Verification of machine learning models used in Natural Language Processing (NLP) is known to be a hard problem. In particular, many known neural network verification methods that work for computer vision and other numeric datasets do not work for NLP. Here, we study technical reasons that underlie this problem. Based on this analysis, we propose practical methods and heuristics for preparing NLP datasets and models in a way that renders them amenable to known verification methods based on abstract interpretation. We implement these methods as a Python library called ANTONIO that links to the neural network verifiers ERAN and Marabou. We perform evaluation of the tool using an NLP dataset R-U-A-Robot suggested as a benchmark for verifying legally critical NLP applications. We hope that, thanks to its general applicability, this work will open novel possibilities for including NLP verification problems into neural network verification competitions, and will popularise NLP problems within this community.

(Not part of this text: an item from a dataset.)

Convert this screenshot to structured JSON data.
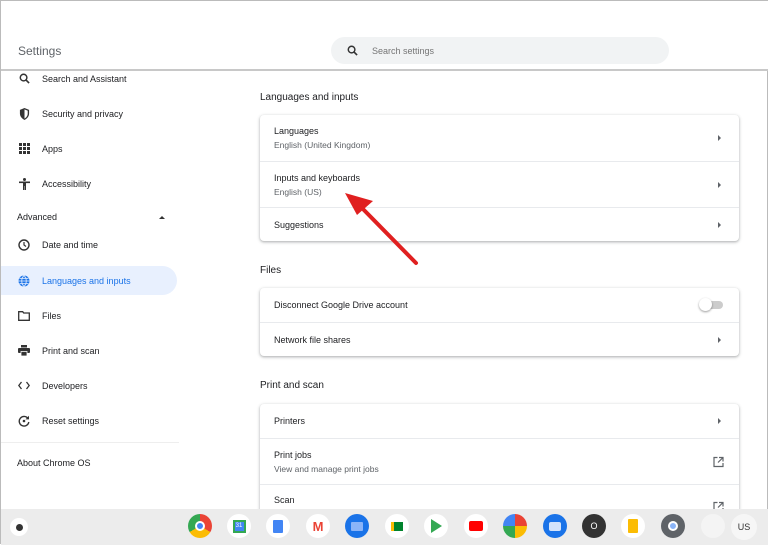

We report our efforts in identifying a set of previous human evaluations in NLP that would be suitable for a coordinated study examining what makes human evaluations in NLP more/less reproducible. We present our results and findings, which include that just 13\% of papers had (i) sufficiently low barriers to reproduction, and (ii) enough obtainable information, to be considered for reproduction, and that all but one of the experiments we selected for reproduction was discovered to have flaws that made the meaningfulness of conducting a reproduction questionable. As a result, we had to change our coordinated study design from a reproduce approach to a standardise-then-reproduce-twice approach. Our overall (negative) finding that the great majority of human evaluations in NLP is not repeatable and/or not reproducible and/or too flawed to justify reproduction, paints a dire picture, but presents an opportunity for a rethink about how to design and report human evaluations in NLP.